In 1940 a French soldier, Olivier Messian – was captured during the German invasion and marched to a prisoner of war camp. Over several days of enforced marching, he began composing, first in his head, and then later with a borrowed pencil. In the POW camp he found, miraculously, a piano, and so he completed his composition which was first performed in 1941 to an audience of prisoners and guards. Unexpectedly, Quartet for the End of Time, is a stunningly beautiful piece of music, celebratory, elegiac, joyous. Listening to it, I am forced to ask:
What do we do, as humans, when faced with our own destruction?
At our best, the answer to that is this: we make life, we make art. It is the most subversive, dangerous thing we can do. It is the most courageous, the most human. The desire to create is a perfect response to brutality. Messian’s desire changed not just his own story, but the story of everyone in that camp. Of course, what he wanted was freedom. But there was one place he could find it: in composition. For Messain, the creation of his work became a concrete, dominating desire.
Desire is the driving force of narrative. It is the driving force of art, and of life. Yet all desire will involve some wrestling, some obstacles. This is narrative structure 101: someone wants something, someone stands in their way.
I believe that the narrative structure of story is echoed in the structure of writing. In writing, we are often looking for certainty – if I do X, then the result will be Y. But it is not always that certain. Writing is not algebra. It is in the wrestling with uncertainty that we find truth. This is where we find life, where we find art.
We think of the protagonist of the story as ‘the one who leads the story’ or perhaps ‘the one at the centre of the action’. The star. The centre. In fact, the word protagonist is from the Ancient Greek and it literarily translates as: the first to struggle. In other words, the struggle is the point. The struggle is the thing that makes the character transform. Even Miley Cyrus knew that, back when she sang ‘The Climb’.
And here’s the thing: you are the protagonist of your story. You are the protagonist of your creation. So it is your drive and your desire that will make the work happen. But it’s the struggle in the writing, those moments of challenge and difficulty, that will transform you into the writer you can be.
To use a religious metaphor, in the long dark night of the soul, the moment when you are utterly lost – and if you are writing a novel, there will be one – is the moment of greatest transformation, greatest hope. Think of all those stories which hinge on the moment where all is lost, which turn out to be the moment of the protagonist finding their greatest strength. This moment is necessary not merely for the protagonist, but also for the creator. How much pressure is needed to create diamonds? How much grit for pearls?
The jewel is created through the pressure of your own conflict; through the grit of your own doubt, your own uncertainty.
We find our Quartet for the End of Time, our own compulsion to create, by listening not just to our desires, but by responding to our own doubts and weaknesses. In them, there is, paradoxically, great strength.
The process of writing – of getting lost, of wrestling with desire and weakness – mirrors the process of character transformation.
Do you see?

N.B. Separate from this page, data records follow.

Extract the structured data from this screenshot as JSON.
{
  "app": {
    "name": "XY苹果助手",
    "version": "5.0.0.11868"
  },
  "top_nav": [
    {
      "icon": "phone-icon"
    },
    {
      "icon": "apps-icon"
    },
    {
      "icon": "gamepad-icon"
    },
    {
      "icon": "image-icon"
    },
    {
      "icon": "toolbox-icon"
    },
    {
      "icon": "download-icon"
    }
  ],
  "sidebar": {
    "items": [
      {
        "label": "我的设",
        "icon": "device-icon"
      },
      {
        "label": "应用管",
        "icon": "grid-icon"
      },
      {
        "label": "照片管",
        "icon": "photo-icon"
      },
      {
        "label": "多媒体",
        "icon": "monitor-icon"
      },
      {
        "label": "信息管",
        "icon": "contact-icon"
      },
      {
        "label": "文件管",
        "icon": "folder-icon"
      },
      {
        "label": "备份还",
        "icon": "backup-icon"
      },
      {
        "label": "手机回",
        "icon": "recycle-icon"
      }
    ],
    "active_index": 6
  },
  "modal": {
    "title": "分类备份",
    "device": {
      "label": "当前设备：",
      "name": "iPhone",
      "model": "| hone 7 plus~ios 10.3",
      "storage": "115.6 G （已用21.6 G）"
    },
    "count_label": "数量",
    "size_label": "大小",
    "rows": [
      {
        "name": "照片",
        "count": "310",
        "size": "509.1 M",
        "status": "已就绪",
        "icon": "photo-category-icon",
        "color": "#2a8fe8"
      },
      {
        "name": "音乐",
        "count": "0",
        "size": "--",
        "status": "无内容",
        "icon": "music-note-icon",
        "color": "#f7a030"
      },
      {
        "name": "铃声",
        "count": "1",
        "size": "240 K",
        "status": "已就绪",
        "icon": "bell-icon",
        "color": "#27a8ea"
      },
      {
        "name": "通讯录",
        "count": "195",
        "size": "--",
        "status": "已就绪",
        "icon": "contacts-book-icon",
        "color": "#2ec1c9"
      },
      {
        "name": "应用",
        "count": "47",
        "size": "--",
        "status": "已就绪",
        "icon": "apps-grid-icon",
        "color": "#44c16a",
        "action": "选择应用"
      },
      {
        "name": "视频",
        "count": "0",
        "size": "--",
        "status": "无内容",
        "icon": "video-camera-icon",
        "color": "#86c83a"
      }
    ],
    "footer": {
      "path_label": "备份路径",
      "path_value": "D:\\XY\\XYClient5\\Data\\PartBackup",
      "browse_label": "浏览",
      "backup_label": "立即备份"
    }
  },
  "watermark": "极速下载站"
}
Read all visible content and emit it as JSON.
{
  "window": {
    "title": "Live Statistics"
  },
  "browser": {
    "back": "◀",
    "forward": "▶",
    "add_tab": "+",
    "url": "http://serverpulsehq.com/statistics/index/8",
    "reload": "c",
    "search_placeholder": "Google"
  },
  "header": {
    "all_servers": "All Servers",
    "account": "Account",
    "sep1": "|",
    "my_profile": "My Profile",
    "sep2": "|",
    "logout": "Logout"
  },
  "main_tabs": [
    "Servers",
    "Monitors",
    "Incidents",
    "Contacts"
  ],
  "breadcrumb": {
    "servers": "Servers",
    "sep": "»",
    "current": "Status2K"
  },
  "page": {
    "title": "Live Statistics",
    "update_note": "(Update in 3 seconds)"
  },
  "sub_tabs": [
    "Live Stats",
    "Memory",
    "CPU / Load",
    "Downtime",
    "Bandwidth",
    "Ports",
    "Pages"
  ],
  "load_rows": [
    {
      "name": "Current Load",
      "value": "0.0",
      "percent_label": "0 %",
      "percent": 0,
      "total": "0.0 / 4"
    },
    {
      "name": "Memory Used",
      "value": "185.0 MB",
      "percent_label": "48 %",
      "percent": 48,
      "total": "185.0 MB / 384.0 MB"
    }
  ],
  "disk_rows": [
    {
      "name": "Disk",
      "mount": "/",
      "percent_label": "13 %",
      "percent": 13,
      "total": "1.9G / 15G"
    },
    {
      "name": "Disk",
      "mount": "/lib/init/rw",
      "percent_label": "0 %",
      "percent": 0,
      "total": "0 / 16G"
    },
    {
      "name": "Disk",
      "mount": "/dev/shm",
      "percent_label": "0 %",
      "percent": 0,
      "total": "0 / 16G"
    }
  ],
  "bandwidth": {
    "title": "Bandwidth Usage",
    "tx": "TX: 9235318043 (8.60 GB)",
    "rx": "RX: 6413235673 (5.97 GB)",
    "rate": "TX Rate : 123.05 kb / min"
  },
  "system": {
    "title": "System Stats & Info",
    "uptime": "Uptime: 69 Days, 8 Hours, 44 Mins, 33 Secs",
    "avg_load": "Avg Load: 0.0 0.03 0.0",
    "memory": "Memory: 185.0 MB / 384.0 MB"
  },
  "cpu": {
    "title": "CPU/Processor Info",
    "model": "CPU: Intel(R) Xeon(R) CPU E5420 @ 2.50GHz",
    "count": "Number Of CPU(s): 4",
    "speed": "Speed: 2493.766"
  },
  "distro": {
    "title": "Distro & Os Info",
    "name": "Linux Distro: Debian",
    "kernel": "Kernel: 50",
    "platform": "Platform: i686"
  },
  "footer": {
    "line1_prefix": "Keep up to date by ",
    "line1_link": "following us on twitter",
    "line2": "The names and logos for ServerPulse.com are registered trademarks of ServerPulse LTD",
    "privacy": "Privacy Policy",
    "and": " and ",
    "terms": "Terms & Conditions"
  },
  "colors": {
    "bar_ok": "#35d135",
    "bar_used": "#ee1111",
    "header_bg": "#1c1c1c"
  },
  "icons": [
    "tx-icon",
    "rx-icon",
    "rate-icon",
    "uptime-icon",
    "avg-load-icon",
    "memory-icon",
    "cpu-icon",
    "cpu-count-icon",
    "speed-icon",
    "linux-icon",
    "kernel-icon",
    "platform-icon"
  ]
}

You are being transformed, by art, as art is transforming the reader, the culture, and the characters you have breathed into life.
Today, embrace the struggle, embrace the failure, the mistakes, the difficulties. Celebrate them. Because this is where the transformation is.
Regardless of how the news cycle might feel – we are not at the end of time. But we are in a period when our courage and our decency is required. And it seems to me that one of the most violently hopeful, determinedly subversive, wildly radical things that we can do is to tell our stories. All you need is a pencil, a desire, and the courage to struggle.